It Makes Tax Time Much Easier

Business owners have the potential to take many tax exemptions not available to the typical taxpayer. Unfortunately, taking these credits can make it more likely that the Internal Revenue Service (IRS) will conduct an audit. This is especially true if you claim a deduction for home office space. The good news is that separating your personal and business finances right away makes it easier to defend yourself should an audit occur. You may wish to consider consulting a Certified Public Accountant (CPA) for help filing your return if you have never prepared a business tax return in the past.

It Affects the Business Entity You Can Select

It’s best to keep your accounts separate from the first day of your business if you plan to operate under any structure other than sole proprietor. For example, laws in your state may prevent you from registering as a limited liability corporation (LLC), partnership, S-corporation or other common business structures unless you have already separated your finances. It will be much less of a headache later if you opt to change your business structure because you won’t have to separate finances then. This option is also available to sole proprietors, though not required.

Impact on Your Personal and Business Credit Scores

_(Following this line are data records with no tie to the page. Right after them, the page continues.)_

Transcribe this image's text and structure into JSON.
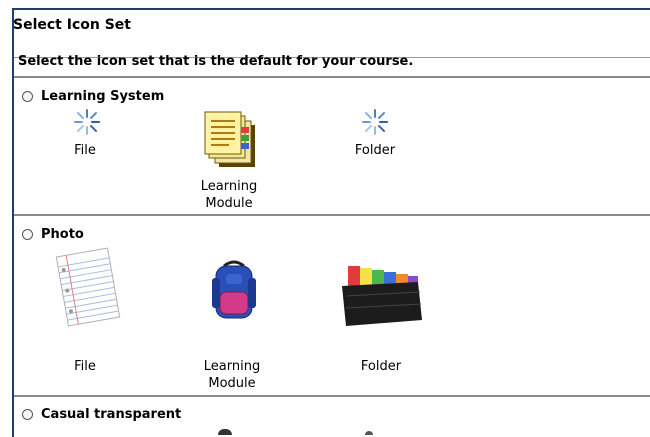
{
  "page": {
    "title": "Select Icon Set",
    "instruction": "Select the icon set that is the default for your course."
  },
  "sets": [
    {
      "label": "Learning System",
      "file": "File",
      "module_line1": "Learning",
      "module_line2": "Module",
      "folder": "Folder"
    },
    {
      "label": "Photo",
      "file": "File",
      "module_line1": "Learning",
      "module_line2": "Module",
      "folder": "Folder"
    },
    {
      "label": "Casual transparent"
    }
  ],
  "colors": {
    "frame_border": "#1a3f73",
    "rule": "#9a9a9a"
  },
  "icons": [
    "spinner-icon",
    "learning-module-icon",
    "spinner-icon",
    "notebook-paper-icon",
    "backpack-icon",
    "file-sorter-icon"
  ]
}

If you use personal credit cards to pay for business expenses, it robs you of the opportunity to build a credit portfolio and score under your business name. Another risk of doing it this way is that you would be personally responsible for paying the debt even if your business fails and you file for bankruptcy protection. Opening too many accounts for business under your personal name can also have a negative impact on your credit score. Once you open your business, focus on keeping personal and business finances separate and building a credit history under your business name.

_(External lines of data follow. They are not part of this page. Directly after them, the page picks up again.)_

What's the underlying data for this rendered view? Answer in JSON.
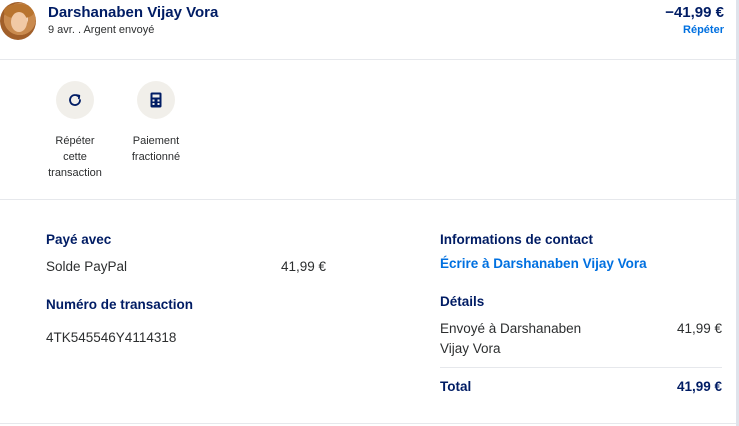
{
  "header": {
    "name": "Darshanaben Vijay Vora",
    "subtitle": "9 avr. . Argent envoyé",
    "amount": "−41,99 €",
    "repeat_link": "Répéter"
  },
  "actions": [
    {
      "icon": "refresh-icon",
      "label_lines": [
        "Répéter",
        "cette",
        "transaction"
      ]
    },
    {
      "icon": "calculator-icon",
      "label_lines": [
        "Paiement",
        "fractionné"
      ]
    }
  ],
  "payment": {
    "title": "Payé avec",
    "method": "Solde PayPal",
    "amount": "41,99 €"
  },
  "transaction": {
    "title": "Numéro de transaction",
    "id": "4TK545546Y4114318"
  },
  "contact": {
    "title": "Informations de contact",
    "link": "Écrire à Darshanaben Vijay Vora"
  },
  "details": {
    "title": "Détails",
    "line1": "Envoyé à Darshanaben",
    "line2": "Vijay Vora",
    "amount": "41,99 €",
    "total_label": "Total",
    "total_amount": "41,99 €"
  },
  "colors": {
    "navy": "#001c64",
    "link_blue": "#0070e0",
    "icon_bg": "#f1efea"
  }
}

How to Separate Your Personal and Business Finances

The first thing you need to do is open at least a checking account in the name of your business. You may even want to keep the accounts at separate banks. It’s also a good idea to make sure you receive statements each month and to study them carefully to ensure there is no cross-over. Be sure to keep detailed records and remain diligent about only using business funds for business purchases. Giving yourself a set salary can also help better determine your business budget.

If you feel overwhelmed at the thought of separating your personal and business finances, don’t hesitate to schedule an appointment with Doerhoff & Associates.   We know you can use all the help you can get to run your small business successfully, and we are here for you.  We strive to provide what you really want and need – a unique and customized set of services to fill the gap and support you, the business owner.